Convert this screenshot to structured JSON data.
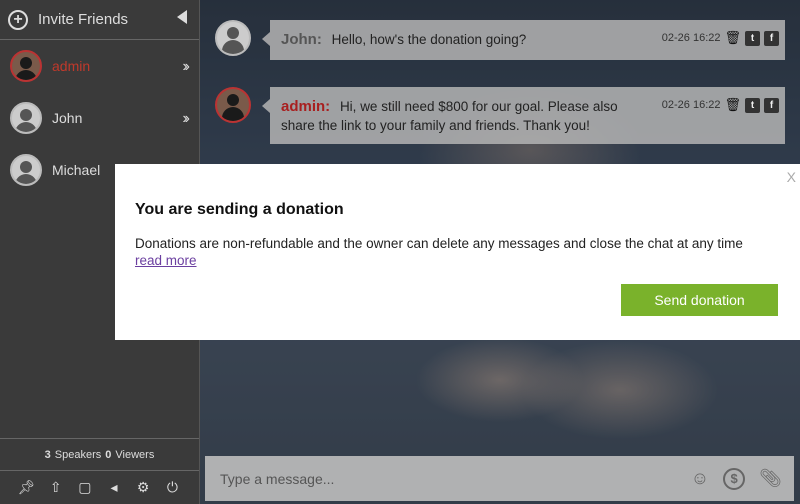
{
  "sidebar": {
    "invite_label": "Invite Friends",
    "users": [
      {
        "name": "admin",
        "role": "admin"
      },
      {
        "name": "John",
        "role": "user"
      },
      {
        "name": "Michael",
        "role": "user"
      }
    ],
    "speakers_count": "3",
    "speakers_label": "Speakers",
    "viewers_count": "0",
    "viewers_label": "Viewers"
  },
  "messages": [
    {
      "sender": "John:",
      "text": "Hello, how's the donation going?",
      "time": "02-26 16:22"
    },
    {
      "sender": "admin:",
      "text": "Hi, we still need $800 for our goal. Please also share the link to your family and friends. Thank you!",
      "time": "02-26 16:22"
    }
  ],
  "modal": {
    "close": "X",
    "title": "You are sending a donation",
    "text": "Donations are non-refundable and the owner can delete any messages and close the chat at any time",
    "read_more": "read more",
    "send_label": "Send donation"
  },
  "composer": {
    "placeholder": "Type a message..."
  },
  "colors": {
    "accent_green": "#7ab22b",
    "admin_red": "#a81f1f"
  }
}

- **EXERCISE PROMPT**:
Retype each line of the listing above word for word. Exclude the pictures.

- **EXERCISE SOLUTION**:
Convert this screenshot to structured JSON data.
{
  "sidebar": {
    "invite_label": "Invite Friends",
    "users": [
      {
        "name": "admin",
        "role": "admin"
      },
      {
        "name": "John",
        "role": "user"
      },
      {
        "name": "Michael",
        "role": "user"
      }
    ],
    "speakers_count": "3",
    "speakers_label": "Speakers",
    "viewers_count": "0",
    "viewers_label": "Viewers"
  },
  "messages": [
    {
      "sender": "John:",
      "text": "Hello, how's the donation going?",
      "time": "02-26 16:22"
    },
    {
      "sender": "admin:",
      "text": "Hi, we still need $800 for our goal. Please also share the link to your family and friends. Thank you!",
      "time": "02-26 16:22"
    }
  ],
  "modal": {
    "close": "X",
    "title": "You are sending a donation",
    "text": "Donations are non-refundable and the owner can delete any messages and close the chat at any time",
    "read_more": "read more",
    "send_label": "Send donation"
  },
  "composer": {
    "placeholder": "Type a message..."
  },
  "colors": {
    "accent_green": "#7ab22b",
    "admin_red": "#a81f1f"
  }
}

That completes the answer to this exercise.